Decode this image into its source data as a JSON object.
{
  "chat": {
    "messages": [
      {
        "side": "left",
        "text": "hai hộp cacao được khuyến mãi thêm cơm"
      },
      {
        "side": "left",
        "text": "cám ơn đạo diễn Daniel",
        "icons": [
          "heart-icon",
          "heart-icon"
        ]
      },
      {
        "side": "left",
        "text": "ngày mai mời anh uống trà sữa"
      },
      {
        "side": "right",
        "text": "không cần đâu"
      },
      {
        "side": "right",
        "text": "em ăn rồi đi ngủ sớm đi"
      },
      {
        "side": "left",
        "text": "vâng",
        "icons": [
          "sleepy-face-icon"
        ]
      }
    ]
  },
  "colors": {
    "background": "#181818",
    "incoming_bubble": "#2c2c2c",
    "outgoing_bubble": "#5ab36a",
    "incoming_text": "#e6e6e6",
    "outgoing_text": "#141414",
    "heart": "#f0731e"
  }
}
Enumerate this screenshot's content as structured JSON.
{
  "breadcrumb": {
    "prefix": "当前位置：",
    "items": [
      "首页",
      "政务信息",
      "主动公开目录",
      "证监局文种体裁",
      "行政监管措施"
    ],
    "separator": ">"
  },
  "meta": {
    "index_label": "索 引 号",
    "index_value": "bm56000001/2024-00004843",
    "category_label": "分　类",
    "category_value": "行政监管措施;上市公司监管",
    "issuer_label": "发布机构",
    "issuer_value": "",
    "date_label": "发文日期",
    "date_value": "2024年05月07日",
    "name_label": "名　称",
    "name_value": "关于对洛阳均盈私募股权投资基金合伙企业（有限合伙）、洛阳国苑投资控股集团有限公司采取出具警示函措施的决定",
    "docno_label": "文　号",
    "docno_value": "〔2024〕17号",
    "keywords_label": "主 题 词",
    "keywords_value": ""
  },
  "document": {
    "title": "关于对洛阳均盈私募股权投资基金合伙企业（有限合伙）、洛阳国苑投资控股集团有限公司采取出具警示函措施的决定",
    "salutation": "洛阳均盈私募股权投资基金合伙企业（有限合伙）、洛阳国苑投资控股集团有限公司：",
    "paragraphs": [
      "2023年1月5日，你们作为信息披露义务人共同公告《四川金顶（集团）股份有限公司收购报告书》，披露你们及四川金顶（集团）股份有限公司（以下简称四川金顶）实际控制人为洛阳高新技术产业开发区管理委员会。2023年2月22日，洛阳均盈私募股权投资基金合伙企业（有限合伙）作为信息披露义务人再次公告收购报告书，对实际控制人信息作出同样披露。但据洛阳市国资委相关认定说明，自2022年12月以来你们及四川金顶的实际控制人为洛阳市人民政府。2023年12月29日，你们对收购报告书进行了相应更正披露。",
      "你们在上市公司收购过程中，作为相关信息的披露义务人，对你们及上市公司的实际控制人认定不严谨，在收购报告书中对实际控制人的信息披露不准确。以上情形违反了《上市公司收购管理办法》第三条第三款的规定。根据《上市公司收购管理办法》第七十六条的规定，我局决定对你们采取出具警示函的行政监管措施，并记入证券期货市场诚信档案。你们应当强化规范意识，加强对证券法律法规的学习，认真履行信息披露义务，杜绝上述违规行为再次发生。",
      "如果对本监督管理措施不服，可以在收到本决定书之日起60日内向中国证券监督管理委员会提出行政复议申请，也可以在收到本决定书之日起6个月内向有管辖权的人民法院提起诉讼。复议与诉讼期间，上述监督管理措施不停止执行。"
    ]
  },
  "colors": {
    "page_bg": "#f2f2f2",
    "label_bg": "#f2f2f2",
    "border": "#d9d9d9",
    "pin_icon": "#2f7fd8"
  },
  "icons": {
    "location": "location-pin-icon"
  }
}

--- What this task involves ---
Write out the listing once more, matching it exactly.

--- Written reply ---
Decode this image into its source data as a JSON object.
{
  "chat": {
    "messages": [
      {
        "side": "left",
        "text": "hai hộp cacao được khuyến mãi thêm cơm"
      },
      {
        "side": "left",
        "text": "cám ơn đạo diễn Daniel",
        "icons": [
          "heart-icon",
          "heart-icon"
        ]
      },
      {
        "side": "left",
        "text": "ngày mai mời anh uống trà sữa"
      },
      {
        "side": "right",
        "text": "không cần đâu"
      },
      {
        "side": "right",
        "text": "em ăn rồi đi ngủ sớm đi"
      },
      {
        "side": "left",
        "text": "vâng",
        "icons": [
          "sleepy-face-icon"
        ]
      }
    ]
  },
  "colors": {
    "background": "#181818",
    "incoming_bubble": "#2c2c2c",
    "outgoing_bubble": "#5ab36a",
    "incoming_text": "#e6e6e6",
    "outgoing_text": "#141414",
    "heart": "#f0731e"
  }
}
Enumerate this screenshot's content as structured JSON.
{
  "breadcrumb": {
    "prefix": "当前位置：",
    "items": [
      "首页",
      "政务信息",
      "主动公开目录",
      "证监局文种体裁",
      "行政监管措施"
    ],
    "separator": ">"
  },
  "meta": {
    "index_label": "索 引 号",
    "index_value": "bm56000001/2024-00004843",
    "category_label": "分　类",
    "category_value": "行政监管措施;上市公司监管",
    "issuer_label": "发布机构",
    "issuer_value": "",
    "date_label": "发文日期",
    "date_value": "2024年05月07日",
    "name_label": "名　称",
    "name_value": "关于对洛阳均盈私募股权投资基金合伙企业（有限合伙）、洛阳国苑投资控股集团有限公司采取出具警示函措施的决定",
    "docno_label": "文　号",
    "docno_value": "〔2024〕17号",
    "keywords_label": "主 题 词",
    "keywords_value": ""
  },
  "document": {
    "title": "关于对洛阳均盈私募股权投资基金合伙企业（有限合伙）、洛阳国苑投资控股集团有限公司采取出具警示函措施的决定",
    "salutation": "洛阳均盈私募股权投资基金合伙企业（有限合伙）、洛阳国苑投资控股集团有限公司：",
    "paragraphs": [
      "2023年1月5日，你们作为信息披露义务人共同公告《四川金顶（集团）股份有限公司收购报告书》，披露你们及四川金顶（集团）股份有限公司（以下简称四川金顶）实际控制人为洛阳高新技术产业开发区管理委员会。2023年2月22日，洛阳均盈私募股权投资基金合伙企业（有限合伙）作为信息披露义务人再次公告收购报告书，对实际控制人信息作出同样披露。但据洛阳市国资委相关认定说明，自2022年12月以来你们及四川金顶的实际控制人为洛阳市人民政府。2023年12月29日，你们对收购报告书进行了相应更正披露。",
      "你们在上市公司收购过程中，作为相关信息的披露义务人，对你们及上市公司的实际控制人认定不严谨，在收购报告书中对实际控制人的信息披露不准确。以上情形违反了《上市公司收购管理办法》第三条第三款的规定。根据《上市公司收购管理办法》第七十六条的规定，我局决定对你们采取出具警示函的行政监管措施，并记入证券期货市场诚信档案。你们应当强化规范意识，加强对证券法律法规的学习，认真履行信息披露义务，杜绝上述违规行为再次发生。",
      "如果对本监督管理措施不服，可以在收到本决定书之日起60日内向中国证券监督管理委员会提出行政复议申请，也可以在收到本决定书之日起6个月内向有管辖权的人民法院提起诉讼。复议与诉讼期间，上述监督管理措施不停止执行。"
    ]
  },
  "colors": {
    "page_bg": "#f2f2f2",
    "label_bg": "#f2f2f2",
    "border": "#d9d9d9",
    "pin_icon": "#2f7fd8"
  },
  "icons": {
    "location": "location-pin-icon"
  }
}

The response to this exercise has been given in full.